Thus, the increase in tax rate may not only fail to achieve its purpose, it may in fact result in detriment and greater burden on the Indian payer as very often, the commercial arrangements require the Indian companies to bear the related tax cost and pay royalty / FTS ‘net of Indian taxes’. In cases where the 25% rate is applicable, this would result into an effective rate of approx. 33% since the tax would have to be paid by the Indian company on a grossed up amount of royalty / FTS and consequently a substantial increase in the cost of doing business. Even where the lower rate under the tax treaty is applicable, the Indian payer may be impacted to the extent the applicable treaty has a tax rate higher than 10%.
Also, non-residents who may have hitherto been willing to bear the India tax cost may now insist on passing the same to the Indian payers. The chances of convincing them to the contrary would be very slim.
If the proposed hike in tax rate is enacted, in due course Indian companies may find it difficult to implement new technology, avail technical expertise, etc. owing to the associated tax burden (if the tax liability is to be borne by them) or reluctance on the part of multinational companies that are discouraged to deal with a complicated and uncertain tax scenario in India.
While the Finance Minister’s speech did lay emphasis on encouraging investment and industrialization in India, the increase in tax rate on royalty / FTS, if enacted, may prove to be a roadblock to development in the times to come.
N. C. Hegde is ‘Partner’ at Deloitte Haskins & Sells
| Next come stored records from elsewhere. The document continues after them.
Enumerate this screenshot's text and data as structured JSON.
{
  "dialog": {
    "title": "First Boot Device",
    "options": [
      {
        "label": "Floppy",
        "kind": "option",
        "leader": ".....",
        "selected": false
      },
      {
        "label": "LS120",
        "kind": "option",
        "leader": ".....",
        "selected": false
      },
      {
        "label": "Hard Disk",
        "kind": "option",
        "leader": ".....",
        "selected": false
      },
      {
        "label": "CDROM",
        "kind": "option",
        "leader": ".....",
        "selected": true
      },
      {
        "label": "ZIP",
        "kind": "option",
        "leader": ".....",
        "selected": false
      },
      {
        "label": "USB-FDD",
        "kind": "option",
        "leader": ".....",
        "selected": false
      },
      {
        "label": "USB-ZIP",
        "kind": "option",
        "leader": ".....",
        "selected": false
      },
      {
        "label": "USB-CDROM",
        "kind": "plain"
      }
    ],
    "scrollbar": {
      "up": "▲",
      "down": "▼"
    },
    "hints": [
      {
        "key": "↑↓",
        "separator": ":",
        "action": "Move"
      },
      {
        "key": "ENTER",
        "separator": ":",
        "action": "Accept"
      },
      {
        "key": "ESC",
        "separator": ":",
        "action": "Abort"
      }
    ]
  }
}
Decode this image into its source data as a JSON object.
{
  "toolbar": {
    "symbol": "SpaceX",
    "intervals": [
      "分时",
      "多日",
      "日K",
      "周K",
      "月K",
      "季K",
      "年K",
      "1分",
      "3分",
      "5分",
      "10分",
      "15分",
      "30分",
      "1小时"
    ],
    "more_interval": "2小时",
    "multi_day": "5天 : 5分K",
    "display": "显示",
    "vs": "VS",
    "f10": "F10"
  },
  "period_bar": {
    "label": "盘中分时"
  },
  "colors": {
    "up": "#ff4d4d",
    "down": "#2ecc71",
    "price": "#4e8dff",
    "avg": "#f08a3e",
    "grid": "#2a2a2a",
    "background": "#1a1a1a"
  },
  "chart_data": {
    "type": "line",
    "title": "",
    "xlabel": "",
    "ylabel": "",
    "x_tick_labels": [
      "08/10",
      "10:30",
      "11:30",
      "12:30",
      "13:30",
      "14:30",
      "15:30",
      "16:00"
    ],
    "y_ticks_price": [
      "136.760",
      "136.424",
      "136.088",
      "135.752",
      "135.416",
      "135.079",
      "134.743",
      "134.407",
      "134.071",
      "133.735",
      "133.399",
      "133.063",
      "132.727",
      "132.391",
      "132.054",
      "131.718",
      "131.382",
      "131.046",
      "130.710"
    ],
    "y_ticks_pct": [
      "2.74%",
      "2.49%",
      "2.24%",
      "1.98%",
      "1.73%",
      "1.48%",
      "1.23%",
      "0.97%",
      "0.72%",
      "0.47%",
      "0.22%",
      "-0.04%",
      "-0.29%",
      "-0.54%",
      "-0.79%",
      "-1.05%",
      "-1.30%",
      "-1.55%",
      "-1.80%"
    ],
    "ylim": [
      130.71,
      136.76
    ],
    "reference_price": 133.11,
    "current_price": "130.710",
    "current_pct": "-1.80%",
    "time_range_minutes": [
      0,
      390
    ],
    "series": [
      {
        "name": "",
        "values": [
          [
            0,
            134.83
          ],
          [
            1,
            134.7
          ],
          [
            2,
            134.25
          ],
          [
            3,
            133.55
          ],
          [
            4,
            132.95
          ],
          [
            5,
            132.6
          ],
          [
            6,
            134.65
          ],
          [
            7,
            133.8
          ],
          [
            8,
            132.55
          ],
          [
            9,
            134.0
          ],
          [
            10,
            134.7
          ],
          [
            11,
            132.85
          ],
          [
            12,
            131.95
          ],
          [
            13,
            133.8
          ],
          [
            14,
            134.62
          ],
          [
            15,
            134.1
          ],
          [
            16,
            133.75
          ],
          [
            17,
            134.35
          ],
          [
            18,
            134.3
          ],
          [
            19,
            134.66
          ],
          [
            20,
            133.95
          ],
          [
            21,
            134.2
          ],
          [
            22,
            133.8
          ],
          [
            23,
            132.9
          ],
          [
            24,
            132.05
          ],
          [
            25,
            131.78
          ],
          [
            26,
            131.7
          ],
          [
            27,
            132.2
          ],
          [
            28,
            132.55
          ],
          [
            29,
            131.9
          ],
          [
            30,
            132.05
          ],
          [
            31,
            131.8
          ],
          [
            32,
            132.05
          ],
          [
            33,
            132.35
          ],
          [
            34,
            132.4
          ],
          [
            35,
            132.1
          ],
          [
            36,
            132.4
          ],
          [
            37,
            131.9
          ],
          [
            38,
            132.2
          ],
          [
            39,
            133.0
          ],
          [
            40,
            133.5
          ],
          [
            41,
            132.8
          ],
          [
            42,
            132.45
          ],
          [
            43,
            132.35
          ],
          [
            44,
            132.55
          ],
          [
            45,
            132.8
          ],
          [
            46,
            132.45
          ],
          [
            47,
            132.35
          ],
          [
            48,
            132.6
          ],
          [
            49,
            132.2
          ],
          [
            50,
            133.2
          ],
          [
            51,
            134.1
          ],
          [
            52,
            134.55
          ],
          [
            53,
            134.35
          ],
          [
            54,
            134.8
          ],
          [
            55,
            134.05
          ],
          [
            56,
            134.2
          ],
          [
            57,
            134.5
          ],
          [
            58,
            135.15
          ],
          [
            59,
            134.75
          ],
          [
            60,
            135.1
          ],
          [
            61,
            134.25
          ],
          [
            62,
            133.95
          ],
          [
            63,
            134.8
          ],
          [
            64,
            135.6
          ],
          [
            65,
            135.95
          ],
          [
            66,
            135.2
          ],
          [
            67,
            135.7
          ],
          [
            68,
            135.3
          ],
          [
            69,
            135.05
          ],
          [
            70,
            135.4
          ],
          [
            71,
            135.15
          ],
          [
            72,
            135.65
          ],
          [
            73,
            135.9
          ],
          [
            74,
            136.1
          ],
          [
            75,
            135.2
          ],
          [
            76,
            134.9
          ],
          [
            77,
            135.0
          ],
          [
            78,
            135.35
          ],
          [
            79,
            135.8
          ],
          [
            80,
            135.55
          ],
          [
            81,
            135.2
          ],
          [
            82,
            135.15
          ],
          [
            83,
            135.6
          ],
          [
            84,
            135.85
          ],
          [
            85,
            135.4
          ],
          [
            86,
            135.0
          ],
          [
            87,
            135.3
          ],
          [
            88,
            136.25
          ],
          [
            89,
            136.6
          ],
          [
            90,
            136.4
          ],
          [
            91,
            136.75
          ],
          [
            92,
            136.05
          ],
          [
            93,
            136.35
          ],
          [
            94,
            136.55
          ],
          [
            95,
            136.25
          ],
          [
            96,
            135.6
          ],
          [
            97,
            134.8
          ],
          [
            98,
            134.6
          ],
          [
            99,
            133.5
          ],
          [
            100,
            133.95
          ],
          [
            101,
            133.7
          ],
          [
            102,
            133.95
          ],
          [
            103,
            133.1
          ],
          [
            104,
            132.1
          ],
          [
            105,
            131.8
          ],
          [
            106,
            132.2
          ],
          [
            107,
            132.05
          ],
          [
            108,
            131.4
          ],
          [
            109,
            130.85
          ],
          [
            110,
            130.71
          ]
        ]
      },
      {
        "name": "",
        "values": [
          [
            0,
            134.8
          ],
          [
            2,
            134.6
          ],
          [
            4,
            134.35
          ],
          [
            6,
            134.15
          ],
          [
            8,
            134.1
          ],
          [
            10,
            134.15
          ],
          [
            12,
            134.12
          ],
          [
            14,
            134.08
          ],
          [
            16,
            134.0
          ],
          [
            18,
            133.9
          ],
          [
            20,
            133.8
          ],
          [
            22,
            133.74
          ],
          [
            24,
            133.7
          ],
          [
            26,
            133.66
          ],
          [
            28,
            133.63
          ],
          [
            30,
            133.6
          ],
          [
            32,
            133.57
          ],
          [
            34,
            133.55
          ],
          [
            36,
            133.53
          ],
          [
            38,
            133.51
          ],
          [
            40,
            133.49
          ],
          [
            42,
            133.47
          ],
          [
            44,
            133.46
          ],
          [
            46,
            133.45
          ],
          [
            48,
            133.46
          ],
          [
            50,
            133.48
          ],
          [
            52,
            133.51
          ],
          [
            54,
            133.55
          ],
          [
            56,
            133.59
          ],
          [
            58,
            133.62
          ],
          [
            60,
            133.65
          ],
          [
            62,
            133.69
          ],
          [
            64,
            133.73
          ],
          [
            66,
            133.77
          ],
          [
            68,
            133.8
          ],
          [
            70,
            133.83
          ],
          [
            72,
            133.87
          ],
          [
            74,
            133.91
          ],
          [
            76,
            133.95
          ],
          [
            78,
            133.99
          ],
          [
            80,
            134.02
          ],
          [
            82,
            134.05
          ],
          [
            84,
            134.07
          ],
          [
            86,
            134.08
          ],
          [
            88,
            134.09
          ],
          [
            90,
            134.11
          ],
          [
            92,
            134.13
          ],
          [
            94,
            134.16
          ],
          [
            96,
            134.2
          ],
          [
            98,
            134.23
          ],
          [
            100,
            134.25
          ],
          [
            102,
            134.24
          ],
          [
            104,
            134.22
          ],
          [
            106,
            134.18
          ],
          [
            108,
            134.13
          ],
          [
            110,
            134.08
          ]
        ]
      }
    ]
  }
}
|Rajiv Bajoria is ‘Director’ at Deloitte Haskins & Sells||Shivali Valecha is ‘Deputy Manager’ at Deloitte Haskins & Sells||
Niki Manek is ‘Assistant Manager’ at Deloitte Haskins & Sells